DOLLAR BAY - Dollar Bay elementary school students spent Thursday night learning about how to build a parachute to protect an egg, how color is created and how to build bridges, among other things.
The Western Upper Peninsula Center for Science, Mathematics & Environmental Education conducted its Family Science Night event at Thomas R. Davis Elementary School in Dollar Bay. The event, taught by Michigan Technological University students, was the last of more than 12 science nights held throughout the western U.P. this fall.
"It's a unique program in the country," said Joan Chadde, education coordinator for the center. "I haven't come across this being done anywhere else."
Garrett Neese/Daily Mining Gazette
Dollar Bay students Nadine and Kallyn Kangas play with rubber band guitars in a demonstration of the principles of sound during Family Science Night at Dollar Bay Thursday.
In one segment, students took apart a flashlight to discover how it works, then re-engineered it to make a reading light that could be worn on their head, using tools such as pipe cleaners and clips.
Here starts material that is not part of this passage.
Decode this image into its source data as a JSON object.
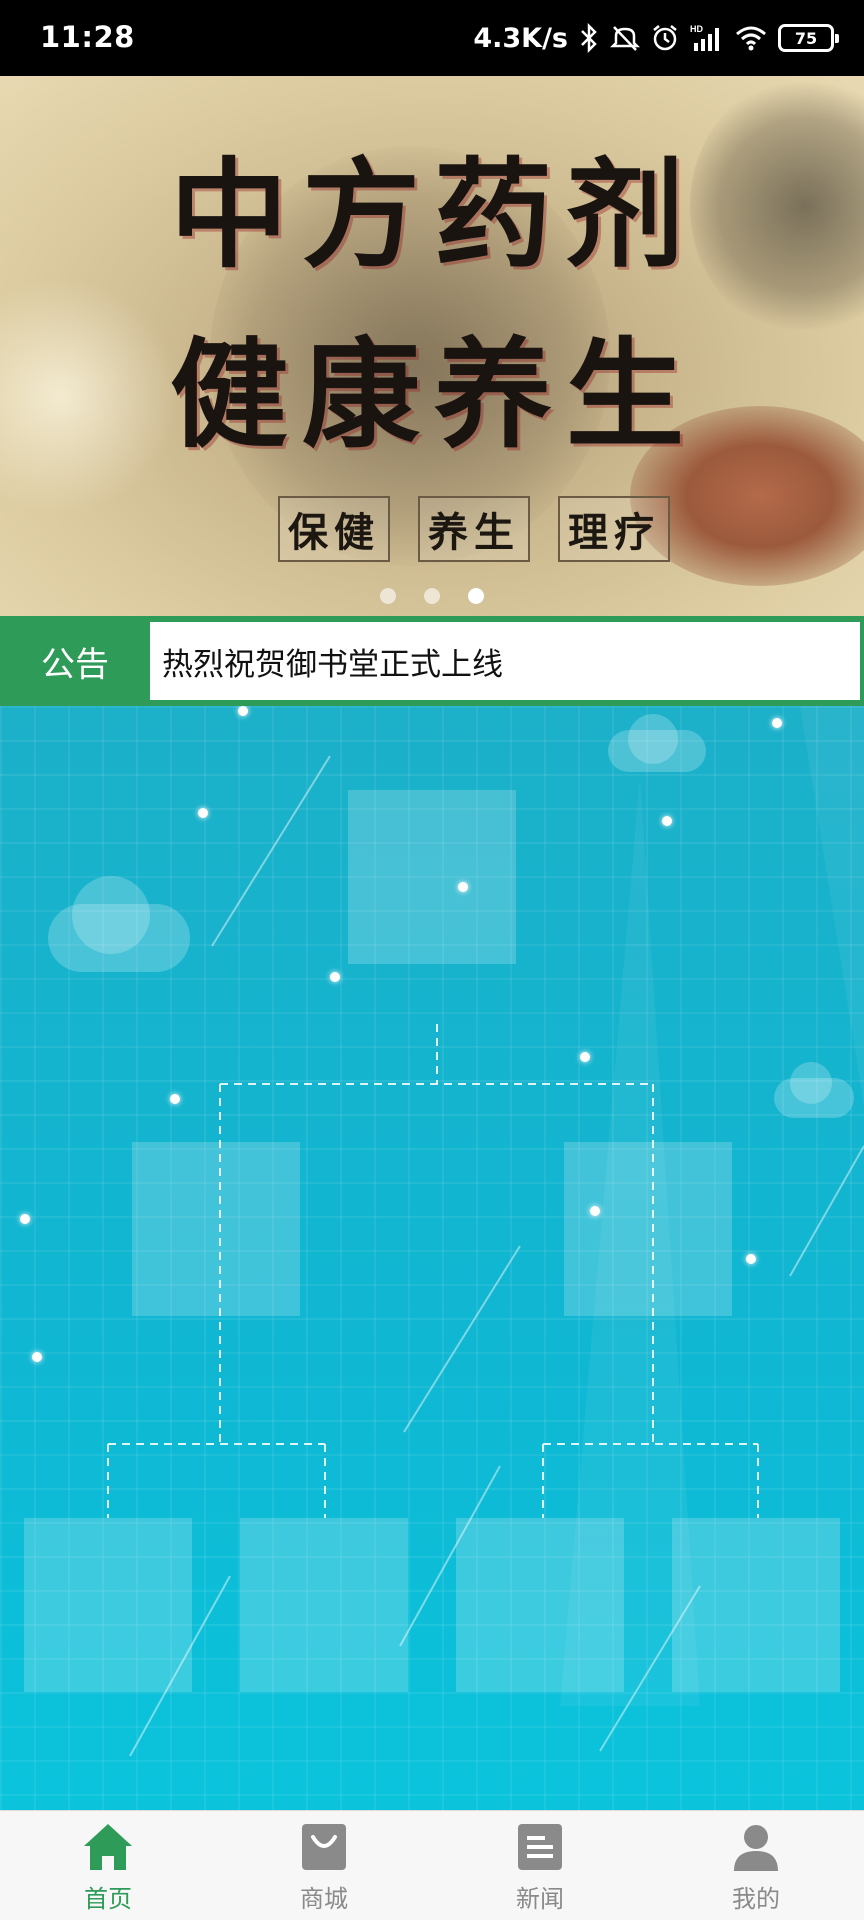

The activity is also part of a family engineering program being developed through Michigan Tech's $1.6 million grant from the National Science Foundation.
"How many of you have dammed up a river before?" Tech electrical engineering student Sandra Hall asked the students. A majority of students raised their hands.
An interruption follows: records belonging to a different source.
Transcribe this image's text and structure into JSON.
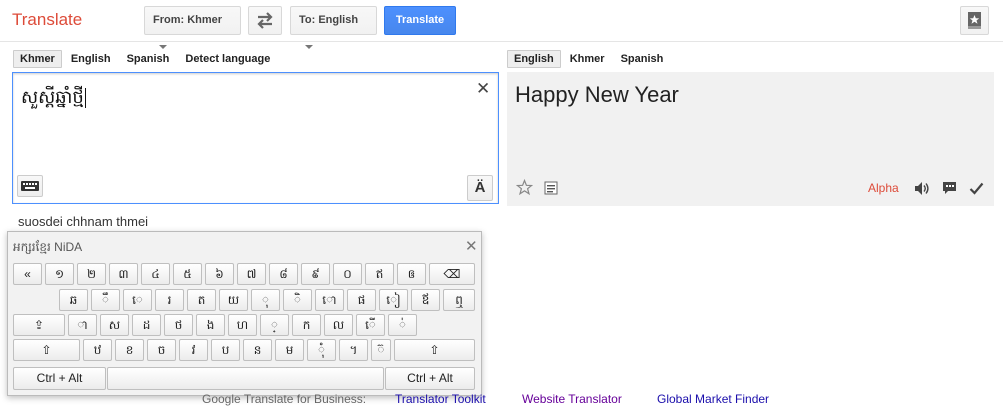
{
  "header": {
    "brand": "Translate",
    "from_label": "From: Khmer",
    "to_label": "To: English",
    "translate_label": "Translate"
  },
  "source": {
    "tabs": [
      {
        "label": "Khmer",
        "active": true
      },
      {
        "label": "English",
        "active": false
      },
      {
        "label": "Spanish",
        "active": false
      },
      {
        "label": "Detect language",
        "active": false
      }
    ],
    "text": "សួស្តីឆ្នាំថ្មី",
    "close_glyph": "✕",
    "ae_label": "Ä",
    "transliteration": "suosdei chhnam thmei"
  },
  "result": {
    "tabs": [
      {
        "label": "English",
        "active": true
      },
      {
        "label": "Khmer",
        "active": false
      },
      {
        "label": "Spanish",
        "active": false
      }
    ],
    "text": "Happy New Year",
    "alpha_label": "Alpha"
  },
  "keyboard": {
    "title": "អក្សរខ្មែរ NiDA",
    "close_glyph": "✕",
    "row1": [
      "«",
      "១",
      "២",
      "៣",
      "៤",
      "៥",
      "៦",
      "៧",
      "៨",
      "៩",
      "០",
      "ឥ",
      "ឲ",
      "⌫"
    ],
    "row2": [
      "ឆ",
      "ឹ",
      "េ",
      "រ",
      "ត",
      "យ",
      "ុ",
      "ិ",
      "ោ",
      "ផ",
      "ៀ",
      "ឪ",
      "ឮ"
    ],
    "row3": [
      "⇪",
      "ា",
      "ស",
      "ដ",
      "ថ",
      "ង",
      "ហ",
      "្",
      "ក",
      "ល",
      "ើ",
      "់"
    ],
    "row4": [
      "⇧",
      "ឋ",
      "ខ",
      "ច",
      "វ",
      "ប",
      "ន",
      "ម",
      "ុំ",
      "។",
      "៊",
      "⇧"
    ],
    "row5": [
      "Ctrl + Alt",
      "",
      "Ctrl + Alt"
    ]
  },
  "footer": {
    "label": "Google Translate for Business:",
    "links": [
      "Translator Toolkit",
      "Website Translator",
      "Global Market Finder"
    ]
  },
  "colors": {
    "brand": "#dd4b39",
    "primary_button": "#4d90fe",
    "link": "#1a0dab",
    "visited_link": "#660099"
  }
}
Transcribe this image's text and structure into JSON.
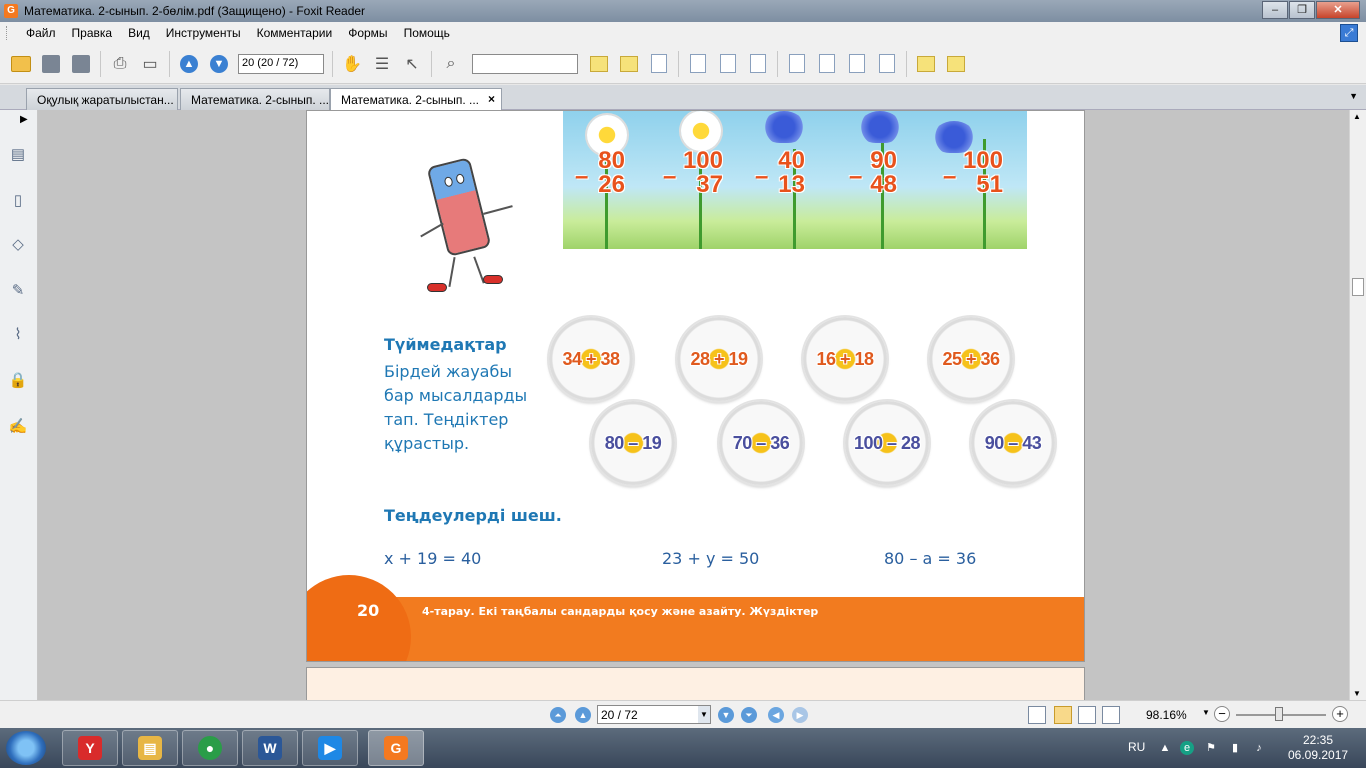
{
  "window": {
    "title": "Математика. 2-сынып. 2-бөлім.pdf (Защищено) - Foxit Reader",
    "app_icon_letter": "G"
  },
  "menu": [
    "Файл",
    "Правка",
    "Вид",
    "Инструменты",
    "Комментарии",
    "Формы",
    "Помощь"
  ],
  "toolbar": {
    "page_field_value": "20 (20 / 72)",
    "search_field_value": ""
  },
  "tabs": [
    {
      "label": "Оқулық жаратылыстан...",
      "active": false
    },
    {
      "label": "Математика. 2-сынып. ...",
      "active": false
    },
    {
      "label": "Математика. 2-сынып. ...",
      "active": true,
      "close": "×"
    }
  ],
  "page": {
    "subtractions": [
      {
        "top": "80",
        "bottom": "26",
        "sign": "–"
      },
      {
        "top": "100",
        "bottom": "37",
        "sign": "–"
      },
      {
        "top": "40",
        "bottom": "13",
        "sign": "–"
      },
      {
        "top": "90",
        "bottom": "48",
        "sign": "–"
      },
      {
        "top": "100",
        "bottom": "51",
        "sign": "–"
      }
    ],
    "task1": {
      "title": "Түймедақтар",
      "text": "Бірдей жауабы бар мысалдарды тап. Теңдіктер құрастыр."
    },
    "plus_daisies": [
      "34 + 38",
      "28 + 19",
      "16 + 18",
      "25 + 36"
    ],
    "minus_daisies": [
      "80 – 19",
      "70 – 36",
      "100 – 28",
      "90 – 43"
    ],
    "task2": {
      "title": "Теңдеулерді шеш.",
      "equations": [
        "x + 19 = 40",
        "23 + y = 50",
        "80 – a = 36"
      ]
    },
    "footer": {
      "page_number": "20",
      "chapter": "4-тарау. Екі таңбалы сандарды қосу және азайту. Жүздіктер"
    }
  },
  "nav": {
    "page_value": "20 / 72",
    "zoom": "98.16%",
    "zoom_minus": "−",
    "zoom_plus": "+"
  },
  "taskbar": {
    "lang": "RU",
    "time": "22:35",
    "date": "06.09.2017",
    "apps": [
      {
        "name": "yandex-browser",
        "glyph": "Y",
        "color": "#d92b2b"
      },
      {
        "name": "file-explorer",
        "glyph": "▤",
        "color": "#e7b645"
      },
      {
        "name": "chrome",
        "glyph": "●",
        "color": "#2a9d48"
      },
      {
        "name": "word",
        "glyph": "W",
        "color": "#2b5797"
      },
      {
        "name": "media-player",
        "glyph": "▶",
        "color": "#1e88e5"
      },
      {
        "name": "foxit-reader",
        "glyph": "G",
        "color": "#f47920"
      }
    ]
  },
  "colors": {
    "accent_orange": "#f27b1f",
    "task_blue": "#1f78b4",
    "plus_color": "#e05a1e",
    "minus_color": "#4a4f9e"
  }
}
"That's civil engineering," she said.
Hall concluded by asking how many students had done electrical engineering that night.
"All of you," she said. "Good job."
Tech physics student Erin Scanlon taught younger students about vibration and pitch.
"Anytime there's a vibration, there's going to be a sound," she said. "Anytime there's a sound, there's a vibration."
They started with the sound of smartly thwacked rulers before moving on to guitars - rubber bands stretched horizontally across pencil boxes.
Students mauled the strings, running their hands up and down the box. Some bowed them with a ruler, Jimmy Page-style.
"That sounds beautiful," Scanlon said as she walked around the room. "Sim-ply beautiful. I love it."
They then stretched the rubber bands lengthwise across the box, producing a higher note.
Gabe Wuebben, one of the students, said he enjoyed "making different noises."
Chadde said they plan to make another grant to disseminate the science night model around the country, in partnership with groups such as Foundation for Family Science and the Boston Museum of Science. The hope is to publish a family engineering activity guide in a year, Chadde said.
Fourth-grader Elissa Campioni tried both making bridges and a session with experiments about gravity.
"It was fun to see how many pennies it could hold until it dropped," she said.
Her gumdrop bridge collapsed, but a paper bridge made like a fan held all 100 pennies.
Garrett Neese can be reached at email@example.com.